Over the past few weeks we've shown how LimeSDR can be used with numerous different applications and wireless systems, and what better way to round off the week than with news that Josh has succeeded in putting together a series of Pothos-based examples for LoRa™ modulation. Read the full update.
While it's great that you can use LimeSDR with new wireless systems such as Bluetooth Low Energy, along with wideband ones such as HDTV broadcast, there are tons of applications that use really simple narrowband wireless systems for remote control and sensing. Read the full update.
In a new post up on the Myriad-RF blog, Andrew announces the availability of the design and manufacturing files, plus FPGA project files, for the PCIe variant of LimeSDR. Read the full update.
A few weeks ago Gareth Halfacree introduced the LimeSDR User Guide which had just been added to the wiki, and since then Josh Blum has added documentation for the driver also. The latest addition to the wiki is the datasheet for the LMS7002M Field-Programmable RF (FPRF) transceiver at the heart of the LimeSDR. Read the full update.
It's just incredible what can be achieved today with open source software, thanks to the efforts of a global development community and the principle of “standing on the shoulders of giants”, whereby it's possible to build on the work of others in order to achieve new and even greater things.
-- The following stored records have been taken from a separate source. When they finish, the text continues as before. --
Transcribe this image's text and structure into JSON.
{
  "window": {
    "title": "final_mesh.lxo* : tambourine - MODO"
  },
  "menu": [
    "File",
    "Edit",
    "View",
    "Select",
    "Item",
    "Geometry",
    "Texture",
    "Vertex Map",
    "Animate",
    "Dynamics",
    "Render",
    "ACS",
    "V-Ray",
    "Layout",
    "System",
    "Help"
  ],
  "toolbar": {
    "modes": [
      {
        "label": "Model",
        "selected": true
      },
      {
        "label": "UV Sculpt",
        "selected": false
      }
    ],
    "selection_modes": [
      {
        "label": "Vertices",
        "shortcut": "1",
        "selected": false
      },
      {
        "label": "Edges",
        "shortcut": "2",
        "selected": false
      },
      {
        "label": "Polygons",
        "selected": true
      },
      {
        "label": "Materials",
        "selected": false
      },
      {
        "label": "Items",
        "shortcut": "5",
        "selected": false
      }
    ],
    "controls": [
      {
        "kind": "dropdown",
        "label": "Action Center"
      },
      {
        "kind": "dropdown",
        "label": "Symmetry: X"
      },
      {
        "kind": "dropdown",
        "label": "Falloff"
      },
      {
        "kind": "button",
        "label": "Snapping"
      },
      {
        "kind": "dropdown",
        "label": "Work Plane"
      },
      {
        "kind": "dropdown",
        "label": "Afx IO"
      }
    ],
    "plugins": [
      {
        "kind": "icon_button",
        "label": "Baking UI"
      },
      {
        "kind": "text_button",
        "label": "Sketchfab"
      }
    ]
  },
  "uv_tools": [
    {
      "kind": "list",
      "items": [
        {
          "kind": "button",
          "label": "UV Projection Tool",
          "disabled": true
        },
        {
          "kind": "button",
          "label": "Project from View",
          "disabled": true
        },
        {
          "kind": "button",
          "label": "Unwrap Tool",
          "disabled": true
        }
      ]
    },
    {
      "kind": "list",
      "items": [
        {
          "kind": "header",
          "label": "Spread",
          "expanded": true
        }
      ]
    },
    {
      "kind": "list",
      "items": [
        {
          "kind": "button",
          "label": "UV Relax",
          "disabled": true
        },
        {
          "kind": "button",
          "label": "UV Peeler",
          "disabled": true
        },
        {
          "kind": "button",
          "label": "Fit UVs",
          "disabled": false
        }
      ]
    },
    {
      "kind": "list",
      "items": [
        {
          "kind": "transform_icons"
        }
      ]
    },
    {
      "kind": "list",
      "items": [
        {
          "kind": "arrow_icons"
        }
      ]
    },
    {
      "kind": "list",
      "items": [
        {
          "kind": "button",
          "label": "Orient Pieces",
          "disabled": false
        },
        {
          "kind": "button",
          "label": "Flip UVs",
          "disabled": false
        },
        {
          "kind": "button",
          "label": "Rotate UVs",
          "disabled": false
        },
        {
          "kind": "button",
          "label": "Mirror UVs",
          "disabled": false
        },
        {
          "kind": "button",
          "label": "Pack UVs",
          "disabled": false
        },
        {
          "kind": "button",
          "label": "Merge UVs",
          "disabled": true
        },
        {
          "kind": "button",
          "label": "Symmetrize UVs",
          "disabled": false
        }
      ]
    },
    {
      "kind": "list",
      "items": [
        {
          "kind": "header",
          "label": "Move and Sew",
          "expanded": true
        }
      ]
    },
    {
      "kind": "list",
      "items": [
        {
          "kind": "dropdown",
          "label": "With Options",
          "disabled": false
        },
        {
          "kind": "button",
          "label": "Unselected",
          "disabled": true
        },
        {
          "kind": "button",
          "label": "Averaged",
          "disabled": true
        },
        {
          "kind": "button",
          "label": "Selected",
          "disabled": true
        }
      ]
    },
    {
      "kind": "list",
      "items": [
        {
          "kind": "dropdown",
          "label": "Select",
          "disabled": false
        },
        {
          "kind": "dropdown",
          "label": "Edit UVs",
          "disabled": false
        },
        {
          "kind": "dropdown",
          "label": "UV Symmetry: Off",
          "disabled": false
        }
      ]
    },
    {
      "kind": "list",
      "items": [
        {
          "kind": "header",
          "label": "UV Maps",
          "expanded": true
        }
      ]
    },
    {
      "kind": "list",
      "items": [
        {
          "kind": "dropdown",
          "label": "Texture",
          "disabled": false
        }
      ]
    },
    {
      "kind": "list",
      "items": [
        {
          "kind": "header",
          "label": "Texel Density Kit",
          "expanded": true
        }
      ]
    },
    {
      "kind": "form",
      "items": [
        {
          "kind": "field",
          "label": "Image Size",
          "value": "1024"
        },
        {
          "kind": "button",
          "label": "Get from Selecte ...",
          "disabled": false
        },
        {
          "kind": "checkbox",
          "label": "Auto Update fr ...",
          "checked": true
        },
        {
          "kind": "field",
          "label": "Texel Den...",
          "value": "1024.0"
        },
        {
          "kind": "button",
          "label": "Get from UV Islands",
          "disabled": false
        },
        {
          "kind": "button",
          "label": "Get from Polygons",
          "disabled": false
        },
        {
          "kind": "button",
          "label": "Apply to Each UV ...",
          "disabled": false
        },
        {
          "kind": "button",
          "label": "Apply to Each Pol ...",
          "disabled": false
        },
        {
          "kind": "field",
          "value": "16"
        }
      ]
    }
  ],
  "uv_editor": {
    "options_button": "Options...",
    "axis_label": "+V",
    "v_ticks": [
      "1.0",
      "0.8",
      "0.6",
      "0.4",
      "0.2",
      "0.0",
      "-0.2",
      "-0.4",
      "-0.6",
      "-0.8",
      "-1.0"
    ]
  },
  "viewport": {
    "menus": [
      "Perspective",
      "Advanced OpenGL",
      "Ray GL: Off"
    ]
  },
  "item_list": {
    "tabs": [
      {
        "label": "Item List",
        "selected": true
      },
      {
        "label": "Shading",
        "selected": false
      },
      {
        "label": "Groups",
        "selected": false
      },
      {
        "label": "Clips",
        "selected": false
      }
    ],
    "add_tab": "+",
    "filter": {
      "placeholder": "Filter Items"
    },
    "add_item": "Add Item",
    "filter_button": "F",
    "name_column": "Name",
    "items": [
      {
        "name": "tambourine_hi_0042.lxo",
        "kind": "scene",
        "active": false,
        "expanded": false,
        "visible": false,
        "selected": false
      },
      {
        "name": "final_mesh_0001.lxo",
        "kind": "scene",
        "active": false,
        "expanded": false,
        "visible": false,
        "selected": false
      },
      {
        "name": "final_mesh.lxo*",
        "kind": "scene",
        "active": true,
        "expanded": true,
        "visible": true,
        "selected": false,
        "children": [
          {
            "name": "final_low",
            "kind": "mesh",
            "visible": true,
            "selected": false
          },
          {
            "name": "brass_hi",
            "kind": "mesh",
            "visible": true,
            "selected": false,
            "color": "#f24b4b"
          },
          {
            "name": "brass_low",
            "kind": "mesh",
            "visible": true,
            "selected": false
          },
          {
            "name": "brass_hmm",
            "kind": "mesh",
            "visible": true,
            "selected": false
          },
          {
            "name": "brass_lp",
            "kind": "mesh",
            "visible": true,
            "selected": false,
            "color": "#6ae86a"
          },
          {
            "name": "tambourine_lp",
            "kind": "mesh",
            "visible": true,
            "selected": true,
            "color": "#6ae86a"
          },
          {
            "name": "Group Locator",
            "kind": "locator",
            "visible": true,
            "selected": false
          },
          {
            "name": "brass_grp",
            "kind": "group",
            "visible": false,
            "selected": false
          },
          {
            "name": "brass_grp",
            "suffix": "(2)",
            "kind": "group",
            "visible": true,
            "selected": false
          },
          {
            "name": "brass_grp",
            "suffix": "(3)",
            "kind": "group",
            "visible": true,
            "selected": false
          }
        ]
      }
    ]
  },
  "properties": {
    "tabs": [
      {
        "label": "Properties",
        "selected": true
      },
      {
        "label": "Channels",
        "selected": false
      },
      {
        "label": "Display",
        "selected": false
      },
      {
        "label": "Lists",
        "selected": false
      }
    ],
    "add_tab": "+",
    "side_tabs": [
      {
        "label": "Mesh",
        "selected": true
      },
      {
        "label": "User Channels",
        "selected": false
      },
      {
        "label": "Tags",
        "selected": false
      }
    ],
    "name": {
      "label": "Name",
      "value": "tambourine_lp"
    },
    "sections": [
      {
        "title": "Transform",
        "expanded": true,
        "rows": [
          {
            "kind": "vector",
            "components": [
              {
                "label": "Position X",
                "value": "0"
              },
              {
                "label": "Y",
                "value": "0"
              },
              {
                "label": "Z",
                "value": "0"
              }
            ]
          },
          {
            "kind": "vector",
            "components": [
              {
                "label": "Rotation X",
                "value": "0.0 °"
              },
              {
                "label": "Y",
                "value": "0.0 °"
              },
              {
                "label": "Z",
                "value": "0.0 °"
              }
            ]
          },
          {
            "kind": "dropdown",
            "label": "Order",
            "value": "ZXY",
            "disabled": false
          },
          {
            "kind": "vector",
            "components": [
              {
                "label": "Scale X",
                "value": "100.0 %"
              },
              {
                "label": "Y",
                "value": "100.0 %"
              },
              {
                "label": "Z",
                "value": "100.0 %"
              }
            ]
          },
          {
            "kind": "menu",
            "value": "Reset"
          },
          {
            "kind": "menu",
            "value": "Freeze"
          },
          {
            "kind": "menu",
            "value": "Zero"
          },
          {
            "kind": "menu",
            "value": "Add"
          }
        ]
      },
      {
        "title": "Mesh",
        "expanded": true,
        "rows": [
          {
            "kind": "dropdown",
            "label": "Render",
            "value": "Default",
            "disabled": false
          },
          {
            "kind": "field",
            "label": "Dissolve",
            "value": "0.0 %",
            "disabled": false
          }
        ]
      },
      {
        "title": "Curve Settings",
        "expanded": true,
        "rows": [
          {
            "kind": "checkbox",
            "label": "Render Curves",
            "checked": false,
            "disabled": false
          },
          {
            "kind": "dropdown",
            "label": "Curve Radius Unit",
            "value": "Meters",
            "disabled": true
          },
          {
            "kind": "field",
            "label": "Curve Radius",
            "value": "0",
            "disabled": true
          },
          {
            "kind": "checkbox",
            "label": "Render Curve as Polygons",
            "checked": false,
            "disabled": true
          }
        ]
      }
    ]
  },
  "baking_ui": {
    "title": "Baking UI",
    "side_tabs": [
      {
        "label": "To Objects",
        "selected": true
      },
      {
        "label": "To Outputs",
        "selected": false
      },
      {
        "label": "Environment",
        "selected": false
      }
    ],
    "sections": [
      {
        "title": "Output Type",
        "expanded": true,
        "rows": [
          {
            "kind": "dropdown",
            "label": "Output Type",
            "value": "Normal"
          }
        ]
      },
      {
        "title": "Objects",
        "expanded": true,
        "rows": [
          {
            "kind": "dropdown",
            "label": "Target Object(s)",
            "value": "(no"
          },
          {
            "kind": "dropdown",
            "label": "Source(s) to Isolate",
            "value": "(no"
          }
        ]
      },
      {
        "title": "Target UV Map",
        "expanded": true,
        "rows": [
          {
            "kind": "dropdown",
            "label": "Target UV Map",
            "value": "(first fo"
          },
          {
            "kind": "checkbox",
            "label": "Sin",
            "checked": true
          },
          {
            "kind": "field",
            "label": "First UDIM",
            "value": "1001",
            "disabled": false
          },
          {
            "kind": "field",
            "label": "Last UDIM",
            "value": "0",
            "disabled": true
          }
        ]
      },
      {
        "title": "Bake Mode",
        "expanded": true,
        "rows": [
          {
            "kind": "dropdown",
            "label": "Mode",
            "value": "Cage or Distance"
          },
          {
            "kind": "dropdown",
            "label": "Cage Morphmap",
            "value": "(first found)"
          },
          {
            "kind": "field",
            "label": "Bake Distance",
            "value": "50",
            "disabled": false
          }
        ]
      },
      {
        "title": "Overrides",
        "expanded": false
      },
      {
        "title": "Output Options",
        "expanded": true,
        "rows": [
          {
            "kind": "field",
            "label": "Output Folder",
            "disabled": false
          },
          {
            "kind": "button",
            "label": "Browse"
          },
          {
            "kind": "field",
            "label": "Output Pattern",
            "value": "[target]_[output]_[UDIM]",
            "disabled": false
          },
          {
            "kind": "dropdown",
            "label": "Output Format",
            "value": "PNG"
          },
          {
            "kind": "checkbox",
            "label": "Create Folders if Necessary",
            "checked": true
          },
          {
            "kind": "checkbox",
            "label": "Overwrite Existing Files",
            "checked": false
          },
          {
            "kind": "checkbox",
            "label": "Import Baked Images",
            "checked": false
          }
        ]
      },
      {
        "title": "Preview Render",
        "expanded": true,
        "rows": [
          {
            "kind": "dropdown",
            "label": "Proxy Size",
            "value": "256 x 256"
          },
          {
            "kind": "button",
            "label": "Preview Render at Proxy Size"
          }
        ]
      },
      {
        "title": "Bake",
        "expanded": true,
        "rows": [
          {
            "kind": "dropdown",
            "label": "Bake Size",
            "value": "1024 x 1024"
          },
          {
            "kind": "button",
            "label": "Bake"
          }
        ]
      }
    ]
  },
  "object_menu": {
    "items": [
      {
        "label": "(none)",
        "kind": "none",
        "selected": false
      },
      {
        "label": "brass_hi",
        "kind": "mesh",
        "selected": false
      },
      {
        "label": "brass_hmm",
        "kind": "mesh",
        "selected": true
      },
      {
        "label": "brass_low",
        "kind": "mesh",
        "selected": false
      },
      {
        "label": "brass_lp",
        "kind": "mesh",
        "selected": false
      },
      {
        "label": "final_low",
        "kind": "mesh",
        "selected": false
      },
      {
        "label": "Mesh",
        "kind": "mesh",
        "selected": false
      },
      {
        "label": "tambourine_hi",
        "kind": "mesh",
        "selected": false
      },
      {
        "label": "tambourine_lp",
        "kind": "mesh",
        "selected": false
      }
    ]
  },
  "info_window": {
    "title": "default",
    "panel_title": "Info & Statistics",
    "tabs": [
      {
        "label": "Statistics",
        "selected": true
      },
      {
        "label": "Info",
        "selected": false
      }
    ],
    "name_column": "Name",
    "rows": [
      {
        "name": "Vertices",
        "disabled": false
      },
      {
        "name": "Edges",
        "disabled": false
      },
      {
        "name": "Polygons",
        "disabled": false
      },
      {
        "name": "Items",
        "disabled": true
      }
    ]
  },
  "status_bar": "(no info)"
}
Read the full update.
We've just added a stretch goal to the Ultimate LimeSDR With PCle Interface pledge tier and if this reaches 50 backers, the reward will now also include dual-channel PA and LNA modules, together with a set of eight SAW filters covering TX and RX on bands I, II, V and VII. Read the full update.
We've published a new video in which Andrew demonstrates how LimeSDR can be used to receive and decode Bluetooth Low Energy. Read the full update.
In a previous post on the Myriad-RF blog, Josh Blum introduced the driver architecture, describing the various components and APIs that it provides. In a new post he picks up where he left off and takes a look at the LimeSDR application ecosystem that is available to us thanks to this. Read the full update.
We have some BIG developments. EE, the UK's largest and most innovative 4G deployment, is backing LimeSDR and supporting us to move forward our mission to leapfrog wireless innovation in the UK. Read the full update.
Alexandru Csete takes us through his first experiences with LimeSDR and getting it to work with the popular SDR receiver application, Gqrx. Noting how, thanks to Josh's work on the driver, this was simply a matter of configuring appropriate sample rate and bandwidth settings. Read the full update.
You asked for it, we listened, and now we're pleased to be able to offer a version of the LimeSDR board that is equipped with a micro USB 3.0 Type-B socket, instead of a full size Type-A plug. Read the full update.
So if you have great hardware and software support, what comes next? Documentation! Read the full update.
Having a great hardware platform is one thing, but as any experienced engineer will tell you, this is only half of the story and you also need solid software support to realise the true potential of that hardware. So it's hardly surprising that we've had quite a few backers asking for more details of the driver software for LimeSDR and whether it will support this application or that application. Read the full update.
First, a big thank you to all our backers. With your support, we hit 20% of our campaign target in just over 24 hours and all 500 of the first flock of early bird boards were pledged within 32 hours. This is phenomenal! We have been blown away by the support and excitement from you, our community. Thank you! Read the full update.